Standards New Zealand has released a new methamphetamine testing and decontamination standard. The new measures will be welcomed by landlords.
The main change is an increase in the limit at which contamination is deemed to have taken place from 0.5 micrograms to 1.5 micrograms per 100cm2. The new standard also establishes clear methods for sampling and testing, and testers and decontamination contractors will require a certain level of competency to achieve accreditation.
To date any level of meth' has been viewed as toxic with potentially devastating affects on a landlords investment, and concerns have been raised about inconsistent testing methodologies and cowboy operators. These standards and testing procedures may be found online by searching "NZS 8510:2017"
The changes are by way of regulation contained in the Residential Tenancies Amendment Bill (No 2) which is progressing through Parliament. That Bill states, the landlord must not provide premises to a new tenant if meth' has been detected but not decontaminated, "in accordance with the prescribed methamphetamine decontamination process".
Where a landlord is to carry out testing, notice must be given to the tenant: "For the purpose of testing for the presence of methamphetamine, or taking samples for such testing, at any time between 8 o’clock in the morning and 7 o’clock in the evening of any day, after giving to the tenant notice of the intended entry and the reason for it at least 48 hours but not more than 14 days before the intended entry."
The landlord must notify the tenant within seven days of receiving the test results. If a test establishes that the premises are contaminated, the landlord may give not less than seven days notice of termination of the tenancy. A tenant may give not less than two days notice of termination.
Also on matters to do with regulations, the insulation grants scheme is being extended to include low-income homeowners. Until now, the government’s $18 million Warm Up New Zealand: Healthy Homes programme has targeted landlords, who have been slow to take up the subsidies, despite being legally required to meet new insulation standards by 1 July 2019. The target had been to have 20,000 homes insulated over two years via the scheme but after a year only 3,700 properties had been insulated.

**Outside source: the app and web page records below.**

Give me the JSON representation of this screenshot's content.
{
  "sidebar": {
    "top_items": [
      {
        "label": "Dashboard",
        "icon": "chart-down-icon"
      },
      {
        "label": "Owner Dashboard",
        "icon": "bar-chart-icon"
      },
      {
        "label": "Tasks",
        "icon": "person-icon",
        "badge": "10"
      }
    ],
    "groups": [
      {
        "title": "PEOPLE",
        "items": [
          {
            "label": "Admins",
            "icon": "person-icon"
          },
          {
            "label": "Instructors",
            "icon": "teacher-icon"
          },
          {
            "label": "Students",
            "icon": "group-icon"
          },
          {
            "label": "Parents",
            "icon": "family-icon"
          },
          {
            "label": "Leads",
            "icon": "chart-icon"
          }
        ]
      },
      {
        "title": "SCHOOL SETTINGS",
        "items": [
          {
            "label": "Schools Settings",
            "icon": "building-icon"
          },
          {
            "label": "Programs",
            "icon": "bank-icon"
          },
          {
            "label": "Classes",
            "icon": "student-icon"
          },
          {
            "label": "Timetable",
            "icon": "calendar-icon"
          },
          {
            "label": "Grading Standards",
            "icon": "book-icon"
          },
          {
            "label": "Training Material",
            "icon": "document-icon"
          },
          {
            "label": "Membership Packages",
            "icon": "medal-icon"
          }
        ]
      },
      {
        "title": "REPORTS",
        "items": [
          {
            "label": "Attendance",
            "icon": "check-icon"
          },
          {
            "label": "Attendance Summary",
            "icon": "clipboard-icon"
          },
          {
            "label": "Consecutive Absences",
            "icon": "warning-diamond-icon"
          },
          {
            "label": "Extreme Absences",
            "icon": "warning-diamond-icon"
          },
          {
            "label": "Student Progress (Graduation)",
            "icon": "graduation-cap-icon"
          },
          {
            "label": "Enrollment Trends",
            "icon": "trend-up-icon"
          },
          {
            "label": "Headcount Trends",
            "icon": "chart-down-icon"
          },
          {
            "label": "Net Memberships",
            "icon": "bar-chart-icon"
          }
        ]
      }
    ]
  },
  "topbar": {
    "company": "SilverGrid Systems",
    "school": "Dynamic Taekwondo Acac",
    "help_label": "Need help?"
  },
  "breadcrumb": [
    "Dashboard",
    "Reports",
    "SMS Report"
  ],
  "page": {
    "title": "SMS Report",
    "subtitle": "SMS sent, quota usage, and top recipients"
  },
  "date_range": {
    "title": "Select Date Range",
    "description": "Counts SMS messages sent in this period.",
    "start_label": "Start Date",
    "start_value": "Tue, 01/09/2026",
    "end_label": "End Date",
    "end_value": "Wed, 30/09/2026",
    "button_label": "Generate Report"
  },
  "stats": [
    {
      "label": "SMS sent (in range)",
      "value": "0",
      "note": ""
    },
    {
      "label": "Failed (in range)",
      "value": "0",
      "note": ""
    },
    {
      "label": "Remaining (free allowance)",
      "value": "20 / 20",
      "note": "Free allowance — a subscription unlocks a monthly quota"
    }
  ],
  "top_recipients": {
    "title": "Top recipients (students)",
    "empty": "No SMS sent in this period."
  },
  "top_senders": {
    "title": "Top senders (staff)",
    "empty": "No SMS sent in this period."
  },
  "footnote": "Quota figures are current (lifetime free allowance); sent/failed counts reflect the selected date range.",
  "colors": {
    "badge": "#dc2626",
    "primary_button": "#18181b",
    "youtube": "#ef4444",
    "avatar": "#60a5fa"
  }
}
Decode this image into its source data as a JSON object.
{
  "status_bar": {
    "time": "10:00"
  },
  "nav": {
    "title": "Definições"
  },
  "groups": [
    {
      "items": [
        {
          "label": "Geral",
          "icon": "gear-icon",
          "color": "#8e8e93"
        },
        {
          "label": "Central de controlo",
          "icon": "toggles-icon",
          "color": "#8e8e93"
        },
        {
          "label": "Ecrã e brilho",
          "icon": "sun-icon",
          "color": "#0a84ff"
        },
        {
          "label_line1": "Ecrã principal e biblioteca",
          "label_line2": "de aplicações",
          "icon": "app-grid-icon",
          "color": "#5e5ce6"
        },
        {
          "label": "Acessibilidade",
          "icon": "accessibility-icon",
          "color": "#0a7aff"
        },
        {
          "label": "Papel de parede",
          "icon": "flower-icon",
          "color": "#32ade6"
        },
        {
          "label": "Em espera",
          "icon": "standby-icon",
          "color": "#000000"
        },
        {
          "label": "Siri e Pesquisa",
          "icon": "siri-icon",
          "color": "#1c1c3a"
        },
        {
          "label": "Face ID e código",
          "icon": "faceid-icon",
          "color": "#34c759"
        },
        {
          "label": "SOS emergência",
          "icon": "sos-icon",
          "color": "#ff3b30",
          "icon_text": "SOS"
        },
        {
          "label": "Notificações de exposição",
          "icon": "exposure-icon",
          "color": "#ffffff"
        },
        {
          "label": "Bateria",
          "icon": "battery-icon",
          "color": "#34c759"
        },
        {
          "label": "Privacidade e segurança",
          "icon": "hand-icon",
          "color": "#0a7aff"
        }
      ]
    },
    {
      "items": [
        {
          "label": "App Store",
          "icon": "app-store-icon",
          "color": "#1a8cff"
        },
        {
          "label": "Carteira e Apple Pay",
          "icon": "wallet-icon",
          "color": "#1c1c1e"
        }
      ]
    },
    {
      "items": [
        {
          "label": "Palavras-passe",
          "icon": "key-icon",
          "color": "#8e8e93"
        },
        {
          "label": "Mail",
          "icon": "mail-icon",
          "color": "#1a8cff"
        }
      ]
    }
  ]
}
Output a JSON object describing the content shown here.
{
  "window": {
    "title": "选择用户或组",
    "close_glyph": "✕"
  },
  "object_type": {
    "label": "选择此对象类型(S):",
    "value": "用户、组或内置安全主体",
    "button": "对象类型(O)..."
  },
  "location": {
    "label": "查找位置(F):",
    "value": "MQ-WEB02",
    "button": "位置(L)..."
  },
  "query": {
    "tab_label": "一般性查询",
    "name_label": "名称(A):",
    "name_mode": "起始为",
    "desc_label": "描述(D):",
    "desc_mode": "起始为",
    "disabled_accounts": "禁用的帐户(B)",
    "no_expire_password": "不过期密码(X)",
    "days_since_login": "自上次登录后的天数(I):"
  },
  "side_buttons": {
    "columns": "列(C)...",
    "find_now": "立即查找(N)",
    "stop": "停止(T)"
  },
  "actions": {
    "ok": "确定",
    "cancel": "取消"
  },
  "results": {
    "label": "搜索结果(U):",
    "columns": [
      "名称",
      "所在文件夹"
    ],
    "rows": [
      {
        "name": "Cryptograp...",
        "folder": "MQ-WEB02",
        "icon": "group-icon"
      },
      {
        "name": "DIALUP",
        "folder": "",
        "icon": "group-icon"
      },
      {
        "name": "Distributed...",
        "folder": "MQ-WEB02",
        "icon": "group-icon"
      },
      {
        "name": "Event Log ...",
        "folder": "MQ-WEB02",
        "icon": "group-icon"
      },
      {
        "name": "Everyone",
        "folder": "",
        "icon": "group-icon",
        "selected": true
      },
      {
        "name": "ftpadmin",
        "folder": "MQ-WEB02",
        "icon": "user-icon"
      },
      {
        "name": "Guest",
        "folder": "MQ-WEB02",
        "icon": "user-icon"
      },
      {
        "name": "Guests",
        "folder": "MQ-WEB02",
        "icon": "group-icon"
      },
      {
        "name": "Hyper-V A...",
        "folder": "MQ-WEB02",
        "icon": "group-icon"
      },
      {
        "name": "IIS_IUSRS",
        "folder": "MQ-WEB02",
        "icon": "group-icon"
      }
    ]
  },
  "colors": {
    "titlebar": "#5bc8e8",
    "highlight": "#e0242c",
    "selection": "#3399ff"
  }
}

The Warm Up New Zealand insulation grants will be available on a first in basis until the end of June 2018, or earlier if the funding runs out. Now that low-income home owners will be able to take advantage of the subsidy, the uptake is likely to increase significantly and landlords may find themselves missing out.
If you have a rental property that needs to have insulation installed or upgraded to the new standard, and your tenants have a Community Services Card or they have a health issue related to living in a cold or damp environment, then I suggest you get cracking if you want to take advantage of the subsidy. Just a word of caution though. It is reported that some landlords have found it cheaper to install the insulation themselves, even after the subsidy so keep this in mind.
More information about the grants can be seen at www.energywise.govt.nz/funding-and-support/funding-for-insulation/.
On the local front, the re-entry of Shane Jones into national politics as the NZ First candidate for Whangarei, has just added a whole new dimension to the electorate race, and the future of NZ First. It is quite clear that Jones is the anointed one to take the leadership reins from Winston Peters, at a time that suits Mr Peters. The role is his for the taking, and securing the Whangarei seat would make it more certain.
Although National's Shane Reiti holds the Whangarei seat with a +13,000 majority, Shane Jones is a serious challenger. It will be a two-horse race and one that will be closely watched by the media. Jones is a former Labour Party minister and had the potential to gain support across the political divide, and he is up against a low-profile first-term National MP.
It would be a major upset if NZ First were to take the Whangarei seat, and another kick in the pants for National, but it has been a year for political upsets: Brexit, Trump, the rise of Emmanuel Macron in France, and the snap election result in the UK. The anti-establishment sentiment felt overseas may well arrive here in Whangarei come 23 September, and Winston Peters and Shane Jones may be the ones in the driving seat. In politics, nothing can be taken for granted.
Frank Newman writes a weekly article for Property Plus.